The days were hot and the nights were cold
I don't do well with close finishes mentally. I find them so draining while if I have a good buffer, I can outrun any obstacles just from the joy of having it in the bank. But if the finish is a close call then I keep calculating and calculating and re-calculating at a point in the race when my brain is not really working whatsoever, so I just get more and more frustrated and it also takes up a lot of energy that should be used for running instead. I am fully aware of this, it wasn't the first time that I had a close finish for a record, so I'm working on handling situations like this better, but I just find it extremely hard. That's why I always front load and I don't even think about even or negative splitting any races. It just doesn't work for me mentally.
I went to some very dark places in those last 13 hours. I was shuffling around the course at a snail's pace, but my walk was too slow to make it, so I had to keep shuffling (running) and couldn't afford to walk - even though most people were walking faster than I was shuffling at this point.
Eventually I started walking up the one big hill and then both bigger hills every lap. I afforded myself that much. What we also escaped the first two days, we couldn't get away from the last night and morning - the wind. It started to get bad and Bela kept saying how bad it was, but interestingly, that didn't get to me as much as the darkness of the night did.
This course was NOT flat. I ran this little incline every lap but walked another two on the last day.
I kept checking the horizon for any sign of sunlight. Even though I knew full well the time of sunrise: 6:23am. But for some reason I remembered that the previous day the sun started peeking out about an hour before that. So from something like 4am (talk about optimistic), I was fixated on the spot where the first rays hit the sky - except they didn't for another while.

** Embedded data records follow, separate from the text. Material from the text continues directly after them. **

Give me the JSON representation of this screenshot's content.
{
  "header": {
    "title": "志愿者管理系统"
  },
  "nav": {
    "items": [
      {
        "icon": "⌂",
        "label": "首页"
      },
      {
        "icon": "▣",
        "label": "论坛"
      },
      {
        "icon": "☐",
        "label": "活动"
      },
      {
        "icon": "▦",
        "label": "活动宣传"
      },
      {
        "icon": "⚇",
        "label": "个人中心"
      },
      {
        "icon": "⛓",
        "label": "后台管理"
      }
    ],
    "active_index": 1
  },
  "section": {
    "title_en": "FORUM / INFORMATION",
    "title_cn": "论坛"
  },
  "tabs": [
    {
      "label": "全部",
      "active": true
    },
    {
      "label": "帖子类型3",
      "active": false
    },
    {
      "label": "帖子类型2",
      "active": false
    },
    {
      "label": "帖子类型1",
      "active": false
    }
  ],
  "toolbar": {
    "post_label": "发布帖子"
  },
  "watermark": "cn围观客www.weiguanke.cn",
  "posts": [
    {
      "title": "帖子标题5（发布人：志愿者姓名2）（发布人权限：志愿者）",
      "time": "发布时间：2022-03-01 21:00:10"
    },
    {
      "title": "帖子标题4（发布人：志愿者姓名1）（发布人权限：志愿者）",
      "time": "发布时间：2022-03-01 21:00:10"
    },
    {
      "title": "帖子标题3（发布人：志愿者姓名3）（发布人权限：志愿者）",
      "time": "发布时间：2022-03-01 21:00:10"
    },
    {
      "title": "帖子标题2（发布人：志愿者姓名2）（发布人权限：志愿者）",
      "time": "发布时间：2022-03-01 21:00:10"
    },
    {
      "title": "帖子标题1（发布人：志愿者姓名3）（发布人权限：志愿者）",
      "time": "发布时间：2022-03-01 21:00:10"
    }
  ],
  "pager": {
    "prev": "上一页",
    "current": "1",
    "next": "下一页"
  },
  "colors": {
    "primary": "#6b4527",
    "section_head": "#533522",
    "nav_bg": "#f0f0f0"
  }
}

This was also the time when I had to simply ignore the blisters. I could have treated them and then they wouldn't have gotten as bad as they did but I simply didn't have time for it. It can take 20 mins each time to take care of them and I didn't have that kind of buffer. So the only solution was to run through the pain and that's what I did. Same with lubing and wiping sweat off - I skipped them for the last 13 hours because they take too much time.
I even decreased the liquid intake below my sweat rate so I would need less pee breaks - those few minutes can add up too. It was just a race to the end and even the last few laps, even the last lap was just so hard. I can't describe the joy of crossing that finish line and knowing that I made it. That it was all worth it, that my family didn't sacrifice so much for nothing, that I didn't come all the way for nothing.

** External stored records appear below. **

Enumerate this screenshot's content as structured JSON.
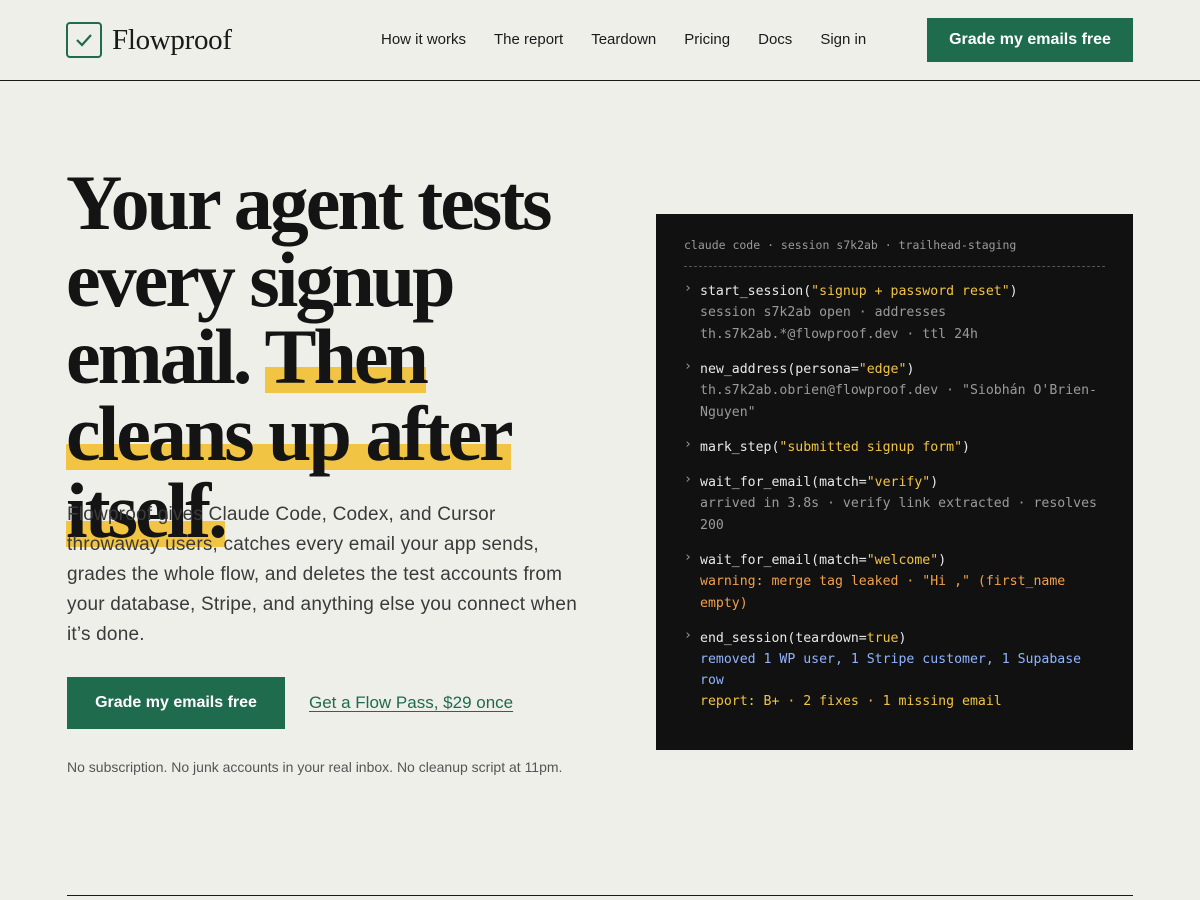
{
  "brand": {
    "name": "Flowproof",
    "icon": "check-icon",
    "accent": "#1f6b4d",
    "highlight": "#f2c443"
  },
  "nav": {
    "items": [
      "How it works",
      "The report",
      "Teardown",
      "Pricing",
      "Docs",
      "Sign in"
    ],
    "cta": "Grade my emails free"
  },
  "hero": {
    "headline_plain": "Your agent tests every signup email.",
    "headline_highlight": "Then cleans up after itself.",
    "lead": "Flowproof gives Claude Code, Codex, and Cursor throwaway users, catches every email your app sends, grades the whole flow, and deletes the test accounts from your database, Stripe, and anything else you connect when it’s done.",
    "cta_primary": "Grade my emails free",
    "cta_secondary": "Get a Flow Pass, $29 once",
    "fineprint": "No subscription. No junk accounts in your real inbox. No cleanup script at 11pm."
  },
  "terminal": {
    "header": "claude code · session s7k2ab · trailhead-staging",
    "prompt": "›",
    "commands": [
      {
        "fn": "start_session(",
        "arg": "\"signup + password reset\"",
        "close": ")",
        "output": "session s7k2ab open · addresses th.s7k2ab.*@flowproof.dev · ttl 24h"
      },
      {
        "fn": "new_address(persona=",
        "arg": "\"edge\"",
        "close": ")",
        "output": "th.s7k2ab.obrien@flowproof.dev · \"Siobhán O'Brien-Nguyen\""
      },
      {
        "fn": "mark_step(",
        "arg": "\"submitted signup form\"",
        "close": ")",
        "output": ""
      },
      {
        "fn": "wait_for_email(match=",
        "arg": "\"verify\"",
        "close": ")",
        "output": "arrived in 3.8s · verify link extracted · resolves 200"
      },
      {
        "fn": "wait_for_email(match=",
        "arg": "\"welcome\"",
        "close": ")",
        "warning": "warning: merge tag leaked · \"Hi ,\" (first_name empty)"
      },
      {
        "fn": "end_session(teardown=",
        "arg": "true",
        "close": ")",
        "removed": "removed 1 WP user, 1 Stripe customer, 1 Supabase row",
        "report": "report: B+ · 2 fixes · 1 missing email"
      }
    ]
  }
}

I had about 30 minutes left when I finished my last full lap and then the partial lap would be measured and added to the full laps for final distance. So crossing the finish line in this case didn't mean the end. I kept shuffling for another 20 minutes and then walking for the last 10 when finally the beep sounded to signal that our 72 hours were up. The race director marked my spot and then measured the partial lap - luckily there was a certified 1 mile mark nearby so he didn't need to wheel measure too much.
With race director, Ken Rubeli. My finishing spot is marked with green paint and he wheeled the final distance.

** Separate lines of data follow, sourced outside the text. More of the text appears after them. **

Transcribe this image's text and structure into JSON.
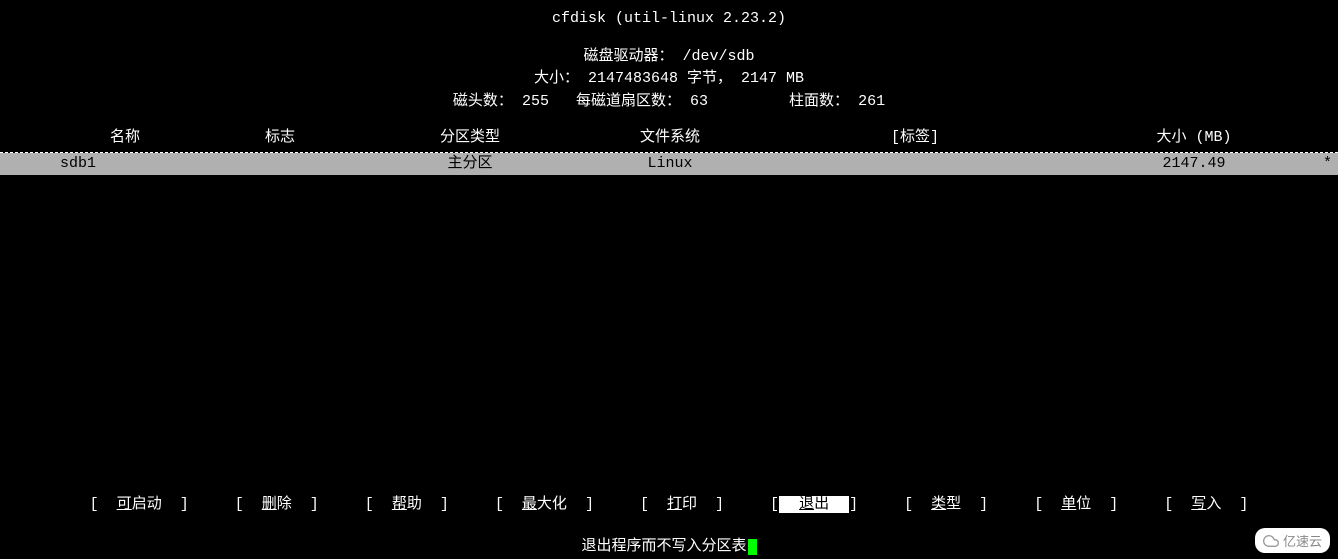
{
  "header": {
    "title": "cfdisk (util-linux 2.23.2)",
    "drive_label": "磁盘驱动器：",
    "drive_value": "/dev/sdb",
    "size_label": "大小：",
    "size_bytes": "2147483648",
    "size_bytes_unit": "字节，",
    "size_mb": "2147 MB",
    "heads_label": "磁头数：",
    "heads_value": "255",
    "sectors_label": "每磁道扇区数：",
    "sectors_value": "63",
    "cylinders_label": "柱面数：",
    "cylinders_value": "261"
  },
  "columns": {
    "name": "名称",
    "flags": "标志",
    "part_type": "分区类型",
    "fs_type": "文件系统",
    "label": "[标签]",
    "size": "大小 (MB)"
  },
  "rows": [
    {
      "name": "sdb1",
      "flags": "",
      "part_type": "主分区",
      "fs_type": "Linux",
      "label": "",
      "size": "2147.49",
      "marker": "*"
    }
  ],
  "menu": {
    "items": [
      {
        "id": "bootable",
        "lb": "[",
        "hot": "可",
        "rest": "启动",
        "rb": "]",
        "selected": false
      },
      {
        "id": "delete",
        "lb": "[",
        "hot": "删",
        "rest": "除",
        "rb": "]",
        "selected": false
      },
      {
        "id": "help",
        "lb": "[",
        "hot": "帮",
        "rest": "助",
        "rb": "]",
        "selected": false
      },
      {
        "id": "maximize",
        "lb": "[",
        "hot": "最",
        "rest": "大化",
        "rb": "]",
        "selected": false
      },
      {
        "id": "print",
        "lb": "[",
        "hot": "打",
        "rest": "印",
        "rb": "]",
        "selected": false
      },
      {
        "id": "quit",
        "lb": "[",
        "hot": "退",
        "rest": "出",
        "rb": "]",
        "selected": true
      },
      {
        "id": "type",
        "lb": "[",
        "hot": "类",
        "rest": "型",
        "rb": "]",
        "selected": false
      },
      {
        "id": "units",
        "lb": "[",
        "hot": "单",
        "rest": "位",
        "rb": "]",
        "selected": false
      },
      {
        "id": "write",
        "lb": "[",
        "hot": "写",
        "rest": "入",
        "rb": "]",
        "selected": false
      }
    ]
  },
  "status": {
    "text": "退出程序而不写入分区表"
  },
  "watermark": {
    "text": "亿速云"
  }
}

All in all, I'm happy with how the race went - a World Record is a World Record after all. I believe I also found the solution for almost everything regarding multi day races and that gives me a lot of confidence for my next race.
I'm grateful for all the support from the people around me as well as my sponsors.
Thank you:- To my husband and 3 daughters for putting up with what I do
- My mom for being my biggest supporter
- My coach, Allen Stanfield from Team MPI
- Bela Vados, the best 72h crew ever
- Nicholas Tiller for the tips on how to handle my asthma
- HoldTheCarbs, F2C Nutrition, Squirrel's Nut Butter, G2G Bars, Team MPI and Running Free Canada for supporting my journey